Show each line of the entries below in which the word "this" appears.

====================

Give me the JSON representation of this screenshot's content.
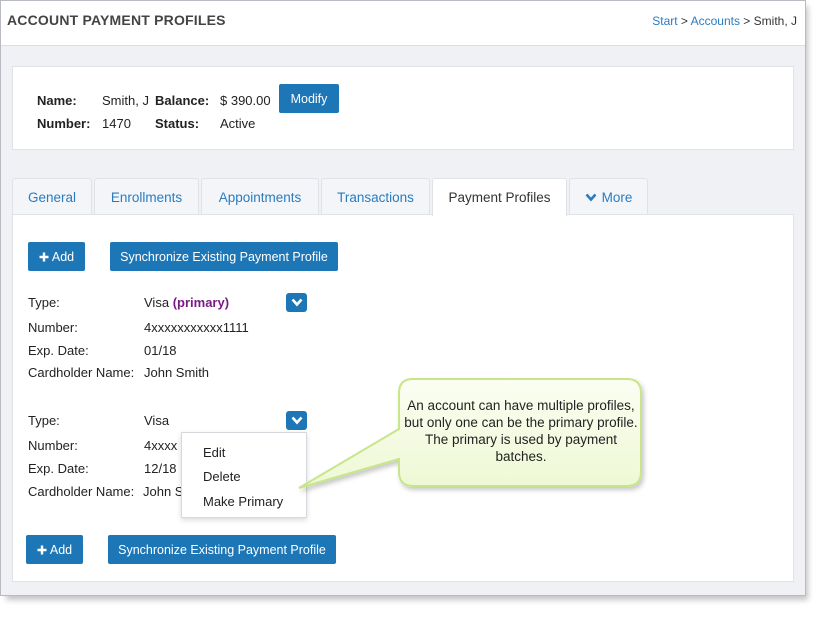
{
  "header": {
    "title": "ACCOUNT PAYMENT PROFILES",
    "breadcrumb": {
      "start": "Start",
      "sep1": " > ",
      "accounts": "Accounts",
      "sep2": " > ",
      "current": "Smith, J"
    }
  },
  "account": {
    "name_label": "Name:",
    "name": "Smith, J",
    "balance_label": "Balance:",
    "balance": "$ 390.00",
    "number_label": "Number:",
    "number": "1470",
    "status_label": "Status:",
    "status": "Active",
    "modify_label": "Modify"
  },
  "tabs": [
    {
      "label": "General"
    },
    {
      "label": "Enrollments"
    },
    {
      "label": "Appointments"
    },
    {
      "label": "Transactions"
    },
    {
      "label": "Payment Profiles",
      "active": true
    },
    {
      "label": "More",
      "icon": "chevron-down-icon"
    }
  ],
  "actions": {
    "add_label": "Add",
    "sync_label": "Synchronize Existing Payment Profile"
  },
  "labels": {
    "type": "Type:",
    "number": "Number:",
    "exp": "Exp. Date:",
    "cardholder": "Cardholder Name:"
  },
  "profiles": [
    {
      "type": "Visa",
      "primary_tag": "(primary)",
      "number": "4xxxxxxxxxxx1111",
      "exp": "01/18",
      "cardholder": "John Smith"
    },
    {
      "type": "Visa",
      "number_visible": "4xxxx",
      "exp": "12/18",
      "cardholder_visible": "John S"
    }
  ],
  "dropdown": {
    "items": [
      "Edit",
      "Delete",
      "Make Primary"
    ]
  },
  "callout": {
    "text": "An account can have multiple profiles, but only one can be the primary profile. The primary is used by payment batches."
  },
  "colors": {
    "button": "#1d76b6",
    "link": "#2a7cbf",
    "primary_tag": "#7a1a86",
    "callout_fill": "#f4fbe3",
    "callout_border": "#c8e58a"
  }
}
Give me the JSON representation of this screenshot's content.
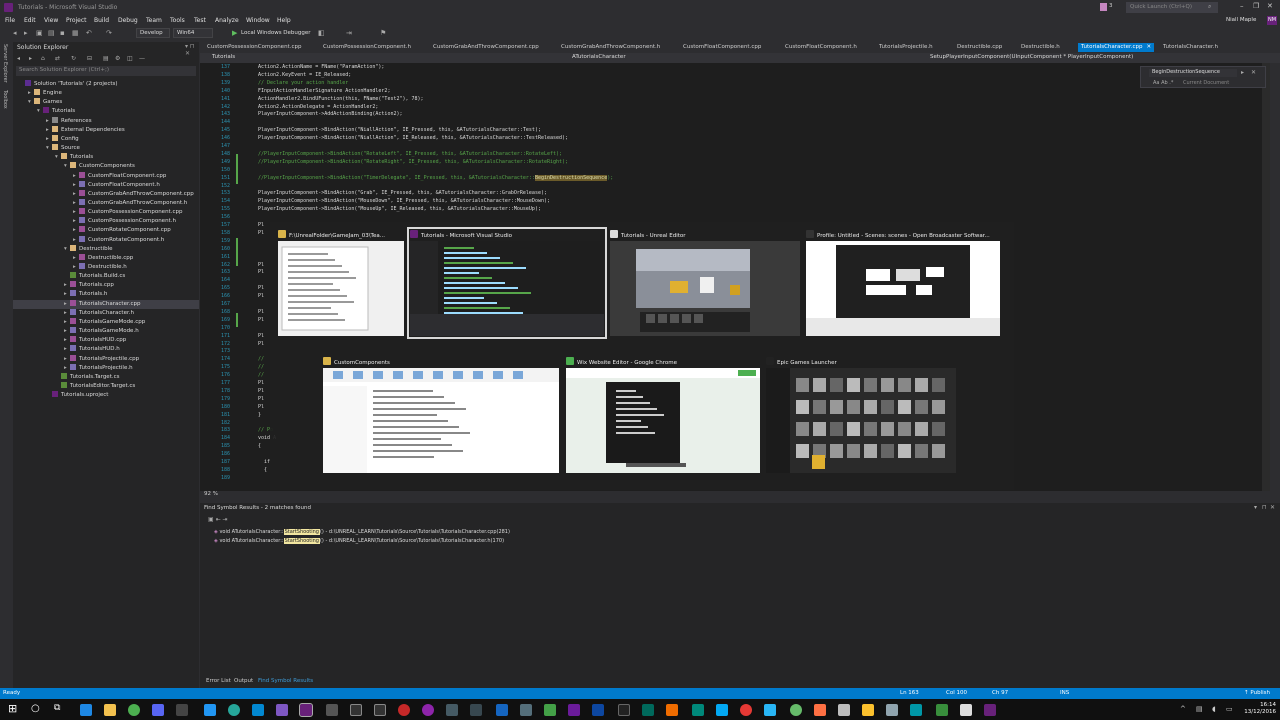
{
  "window": {
    "title": "Tutorials - Microsoft Visual Studio",
    "quick_launch_placeholder": "Quick Launch (Ctrl+Q)",
    "notifications_count": "3",
    "user_name": "Niall Maple",
    "user_initials": "NM"
  },
  "menu": [
    "File",
    "Edit",
    "View",
    "Project",
    "Build",
    "Debug",
    "Team",
    "Tools",
    "Test",
    "Analyze",
    "Window",
    "Help"
  ],
  "toolbar": {
    "config": "Develop",
    "platform": "Win64",
    "debugger": "Local Windows Debugger"
  },
  "side_tabs": [
    "Server Explorer",
    "Toolbox"
  ],
  "solution_explorer": {
    "title": "Solution Explorer",
    "search_placeholder": "Search Solution Explorer (Ctrl+;)",
    "items": [
      {
        "label": "Solution 'Tutorials' (2 projects)",
        "depth": 0,
        "kind": "sol",
        "arrow": ""
      },
      {
        "label": "Engine",
        "depth": 1,
        "kind": "folder",
        "arrow": "▸"
      },
      {
        "label": "Games",
        "depth": 1,
        "kind": "folder",
        "arrow": "▾"
      },
      {
        "label": "Tutorials",
        "depth": 2,
        "kind": "proj",
        "arrow": "▾"
      },
      {
        "label": "References",
        "depth": 3,
        "kind": "ref",
        "arrow": "▸"
      },
      {
        "label": "External Dependencies",
        "depth": 3,
        "kind": "folder",
        "arrow": "▸"
      },
      {
        "label": "Config",
        "depth": 3,
        "kind": "folder",
        "arrow": "▸"
      },
      {
        "label": "Source",
        "depth": 3,
        "kind": "folder",
        "arrow": "▾"
      },
      {
        "label": "Tutorials",
        "depth": 4,
        "kind": "folder",
        "arrow": "▾"
      },
      {
        "label": "CustomComponents",
        "depth": 5,
        "kind": "folder",
        "arrow": "▾"
      },
      {
        "label": "CustomFloatComponent.cpp",
        "depth": 6,
        "kind": "cpp",
        "arrow": "▸"
      },
      {
        "label": "CustomFloatComponent.h",
        "depth": 6,
        "kind": "h",
        "arrow": "▸"
      },
      {
        "label": "CustomGrabAndThrowComponent.cpp",
        "depth": 6,
        "kind": "cpp",
        "arrow": "▸"
      },
      {
        "label": "CustomGrabAndThrowComponent.h",
        "depth": 6,
        "kind": "h",
        "arrow": "▸"
      },
      {
        "label": "CustomPossessionComponent.cpp",
        "depth": 6,
        "kind": "cpp",
        "arrow": "▸"
      },
      {
        "label": "CustomPossessionComponent.h",
        "depth": 6,
        "kind": "h",
        "arrow": "▸"
      },
      {
        "label": "CustomRotateComponent.cpp",
        "depth": 6,
        "kind": "cpp",
        "arrow": "▸"
      },
      {
        "label": "CustomRotateComponent.h",
        "depth": 6,
        "kind": "h",
        "arrow": "▸"
      },
      {
        "label": "Destructible",
        "depth": 5,
        "kind": "folder",
        "arrow": "▾"
      },
      {
        "label": "Destructible.cpp",
        "depth": 6,
        "kind": "cpp",
        "arrow": "▸"
      },
      {
        "label": "Destructible.h",
        "depth": 6,
        "kind": "h",
        "arrow": "▸"
      },
      {
        "label": "Tutorials.Build.cs",
        "depth": 5,
        "kind": "cs",
        "arrow": ""
      },
      {
        "label": "Tutorials.cpp",
        "depth": 5,
        "kind": "cpp",
        "arrow": "▸"
      },
      {
        "label": "Tutorials.h",
        "depth": 5,
        "kind": "h",
        "arrow": "▸"
      },
      {
        "label": "TutorialsCharacter.cpp",
        "depth": 5,
        "kind": "cpp",
        "arrow": "▸",
        "selected": true
      },
      {
        "label": "TutorialsCharacter.h",
        "depth": 5,
        "kind": "h",
        "arrow": "▸"
      },
      {
        "label": "TutorialsGameMode.cpp",
        "depth": 5,
        "kind": "cpp",
        "arrow": "▸"
      },
      {
        "label": "TutorialsGameMode.h",
        "depth": 5,
        "kind": "h",
        "arrow": "▸"
      },
      {
        "label": "TutorialsHUD.cpp",
        "depth": 5,
        "kind": "cpp",
        "arrow": "▸"
      },
      {
        "label": "TutorialsHUD.h",
        "depth": 5,
        "kind": "h",
        "arrow": "▸"
      },
      {
        "label": "TutorialsProjectile.cpp",
        "depth": 5,
        "kind": "cpp",
        "arrow": "▸"
      },
      {
        "label": "TutorialsProjectile.h",
        "depth": 5,
        "kind": "h",
        "arrow": "▸"
      },
      {
        "label": "Tutorials.Target.cs",
        "depth": 4,
        "kind": "cs",
        "arrow": ""
      },
      {
        "label": "TutorialsEditor.Target.cs",
        "depth": 4,
        "kind": "cs",
        "arrow": ""
      },
      {
        "label": "Tutorials.uproject",
        "depth": 3,
        "kind": "proj",
        "arrow": ""
      }
    ]
  },
  "doc_tabs": [
    {
      "label": "CustomPossessionComponent.cpp"
    },
    {
      "label": "CustomPossessionComponent.h"
    },
    {
      "label": "CustomGrabAndThrowComponent.cpp"
    },
    {
      "label": "CustomGrabAndThrowComponent.h"
    },
    {
      "label": "CustomFloatComponent.cpp"
    },
    {
      "label": "CustomFloatComponent.h"
    },
    {
      "label": "TutorialsProjectile.h"
    },
    {
      "label": "Destructible.cpp"
    },
    {
      "label": "Destructible.h"
    },
    {
      "label": "TutorialsCharacter.cpp",
      "active": true
    },
    {
      "label": "TutorialsCharacter.h"
    }
  ],
  "nav": {
    "project": "Tutorials",
    "scope": "ATutorialsCharacter",
    "member": "SetupPlayerInputComponent(UInputComponent * PlayerInputComponent)"
  },
  "find_widget": {
    "query": "BeginDestructionSequence",
    "match_case": "Aa",
    "whole_word": "Ab",
    "regex": ".*",
    "scope": "Current Document"
  },
  "code": [
    {
      "n": "137",
      "t": "Action2.ActionName = FName(\"ParamAction\");",
      "c": ""
    },
    {
      "n": "138",
      "t": "Action2.KeyEvent = IE_Released;",
      "c": ""
    },
    {
      "n": "139",
      "t": "// Declare your action handler",
      "c": "cmt"
    },
    {
      "n": "140",
      "t": "FInputActionHandlerSignature ActionHandler2;",
      "c": ""
    },
    {
      "n": "141",
      "t": "ActionHandler2.BindUFunction(this, FName(\"Test2\"), 78);",
      "c": ""
    },
    {
      "n": "142",
      "t": "Action2.ActionDelegate = ActionHandler2;",
      "c": ""
    },
    {
      "n": "143",
      "t": "PlayerInputComponent->AddActionBinding(Action2);",
      "c": ""
    },
    {
      "n": "144",
      "t": "",
      "c": ""
    },
    {
      "n": "145",
      "t": "PlayerInputComponent->BindAction(\"NiallAction\", IE_Pressed, this, &ATutorialsCharacter::Test);",
      "c": ""
    },
    {
      "n": "146",
      "t": "PlayerInputComponent->BindAction(\"NiallAction\", IE_Released, this, &ATutorialsCharacter::TestReleased);",
      "c": ""
    },
    {
      "n": "147",
      "t": "",
      "c": ""
    },
    {
      "n": "148",
      "t": "//PlayerInputComponent->BindAction(\"RotateLeft\", IE_Pressed, this, &ATutorialsCharacter::RotateLeft);",
      "c": "cmt"
    },
    {
      "n": "149",
      "t": "//PlayerInputComponent->BindAction(\"RotateRight\", IE_Pressed, this, &ATutorialsCharacter::RotateRight);",
      "c": "cmt"
    },
    {
      "n": "150",
      "t": "",
      "c": ""
    },
    {
      "n": "151",
      "t": "//PlayerInputComponent->BindAction(\"TimerDelegate\", IE_Pressed, this, &ATutorialsCharacter::BeginDestructionSequence);",
      "c": "cmt"
    },
    {
      "n": "152",
      "t": "",
      "c": ""
    },
    {
      "n": "153",
      "t": "PlayerInputComponent->BindAction(\"Grab\", IE_Pressed, this, &ATutorialsCharacter::GrabOrRelease);",
      "c": ""
    },
    {
      "n": "154",
      "t": "PlayerInputComponent->BindAction(\"MouseDown\", IE_Pressed, this, &ATutorialsCharacter::MouseDown);",
      "c": ""
    },
    {
      "n": "155",
      "t": "PlayerInputComponent->BindAction(\"MouseUp\", IE_Released, this, &ATutorialsCharacter::MouseUp);",
      "c": ""
    },
    {
      "n": "156",
      "t": "",
      "c": ""
    },
    {
      "n": "157",
      "t": "Pl",
      "c": ""
    },
    {
      "n": "158",
      "t": "Pl",
      "c": ""
    },
    {
      "n": "159",
      "t": "",
      "c": ""
    },
    {
      "n": "160",
      "t": "",
      "c": ""
    },
    {
      "n": "161",
      "t": "",
      "c": ""
    },
    {
      "n": "162",
      "t": "Pl",
      "c": ""
    },
    {
      "n": "163",
      "t": "Pl",
      "c": ""
    },
    {
      "n": "164",
      "t": "",
      "c": ""
    },
    {
      "n": "165",
      "t": "Pl",
      "c": ""
    },
    {
      "n": "166",
      "t": "Pl",
      "c": ""
    },
    {
      "n": "167",
      "t": "",
      "c": ""
    },
    {
      "n": "168",
      "t": "Pl",
      "c": ""
    },
    {
      "n": "169",
      "t": "Pl",
      "c": ""
    },
    {
      "n": "170",
      "t": "",
      "c": ""
    },
    {
      "n": "171",
      "t": "Pl",
      "c": ""
    },
    {
      "n": "172",
      "t": "Pl",
      "c": ""
    },
    {
      "n": "173",
      "t": "",
      "c": ""
    },
    {
      "n": "174",
      "t": "//",
      "c": "cmt"
    },
    {
      "n": "175",
      "t": "//",
      "c": "cmt"
    },
    {
      "n": "176",
      "t": "//",
      "c": "cmt"
    },
    {
      "n": "177",
      "t": "Pl",
      "c": ""
    },
    {
      "n": "178",
      "t": "Pl",
      "c": ""
    },
    {
      "n": "179",
      "t": "Pl",
      "c": ""
    },
    {
      "n": "180",
      "t": "Pl",
      "c": ""
    },
    {
      "n": "181",
      "t": "}",
      "c": ""
    },
    {
      "n": "182",
      "t": "",
      "c": ""
    },
    {
      "n": "183",
      "t": "// Po",
      "c": "cmt"
    },
    {
      "n": "184",
      "t": "void A",
      "c": ""
    },
    {
      "n": "185",
      "t": "{",
      "c": ""
    },
    {
      "n": "186",
      "t": "",
      "c": ""
    },
    {
      "n": "187",
      "t": "  if",
      "c": ""
    },
    {
      "n": "188",
      "t": "  {",
      "c": ""
    },
    {
      "n": "189",
      "t": "",
      "c": ""
    }
  ],
  "editor_zoom": "92 %",
  "alt_tab": [
    {
      "title": "F:\\UnrealFolder\\GameJam_03\\Tea...",
      "icon": "#d9b44a",
      "theme": "doc"
    },
    {
      "title": "Tutorials - Microsoft Visual Studio",
      "icon": "#68217a",
      "theme": "vs",
      "selected": true
    },
    {
      "title": "Tutorials - Unreal Editor",
      "icon": "#dddddd",
      "theme": "ue"
    },
    {
      "title": "Profile: Untitled - Scenes: scenes - Open Broadcaster Softwar...",
      "icon": "#333333",
      "theme": "obs"
    },
    {
      "title": "CustomComponents",
      "icon": "#d9b44a",
      "theme": "explorer"
    },
    {
      "title": "Wix Website Editor - Google Chrome",
      "icon": "#4caf50",
      "theme": "wix"
    },
    {
      "title": "Epic Games Launcher",
      "icon": "#222222",
      "theme": "epic"
    }
  ],
  "find_results": {
    "title": "Find Symbol Results - 2 matches found",
    "rows": [
      {
        "pre": "void ATutorialsCharacter::",
        "match": "StartShooting",
        "post": "() - d:\\UNREAL_LEARN\\Tutorials\\Source\\Tutorials\\TutorialsCharacter.cpp(281)"
      },
      {
        "pre": "void ATutorialsCharacter::",
        "match": "StartShooting",
        "post": "() - d:\\UNREAL_LEARN\\Tutorials\\Source\\Tutorials\\TutorialsCharacter.h(170)"
      }
    ]
  },
  "bottom_tabs": [
    {
      "label": "Error List"
    },
    {
      "label": "Output"
    },
    {
      "label": "Find Symbol Results",
      "active": true
    }
  ],
  "status": {
    "ready": "Ready",
    "line": "Ln 163",
    "col": "Col 100",
    "ch": "Ch 97",
    "ins": "INS",
    "publish": "↑ Publish"
  },
  "clock": {
    "time": "16:14",
    "date": "13/12/2016"
  },
  "colors": {
    "accent": "#007acc",
    "vs_purple": "#68217a",
    "editor_bg": "#1e1e1e",
    "chrome_bg": "#2d2d30"
  }
}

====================

Answer space:
Give me the JSON representation of this screenshot's content.
Give me the JSON representation of this screenshot's content.
      "t": "ActionHandler2.BindUFunction(this, FName(\"Test2\"), 78);",
      "t": "PlayerInputComponent->BindAction(\"NiallAction\", IE_Pressed, this, &ATutorialsCharacter::Test);",
      "t": "PlayerInputComponent->BindAction(\"NiallAction\", IE_Released, this, &ATutorialsCharacter::TestReleased);",
      "t": "//PlayerInputComponent->BindAction(\"RotateLeft\", IE_Pressed, this, &ATutorialsCharacter::RotateLeft);",
      "t": "//PlayerInputComponent->BindAction(\"RotateRight\", IE_Pressed, this, &ATutorialsCharacter::RotateRight);",
      "t": "//PlayerInputComponent->BindAction(\"TimerDelegate\", IE_Pressed, this, &ATutorialsCharacter::BeginDestructionSequence);",
      "t": "PlayerInputComponent->BindAction(\"Grab\", IE_Pressed, this, &ATutorialsCharacter::GrabOrRelease);",
      "t": "PlayerInputComponent->BindAction(\"MouseDown\", IE_Pressed, this, &ATutorialsCharacter::MouseDown);",
      "t": "PlayerInputComponent->BindAction(\"MouseUp\", IE_Released, this, &ATutorialsCharacter::MouseUp);",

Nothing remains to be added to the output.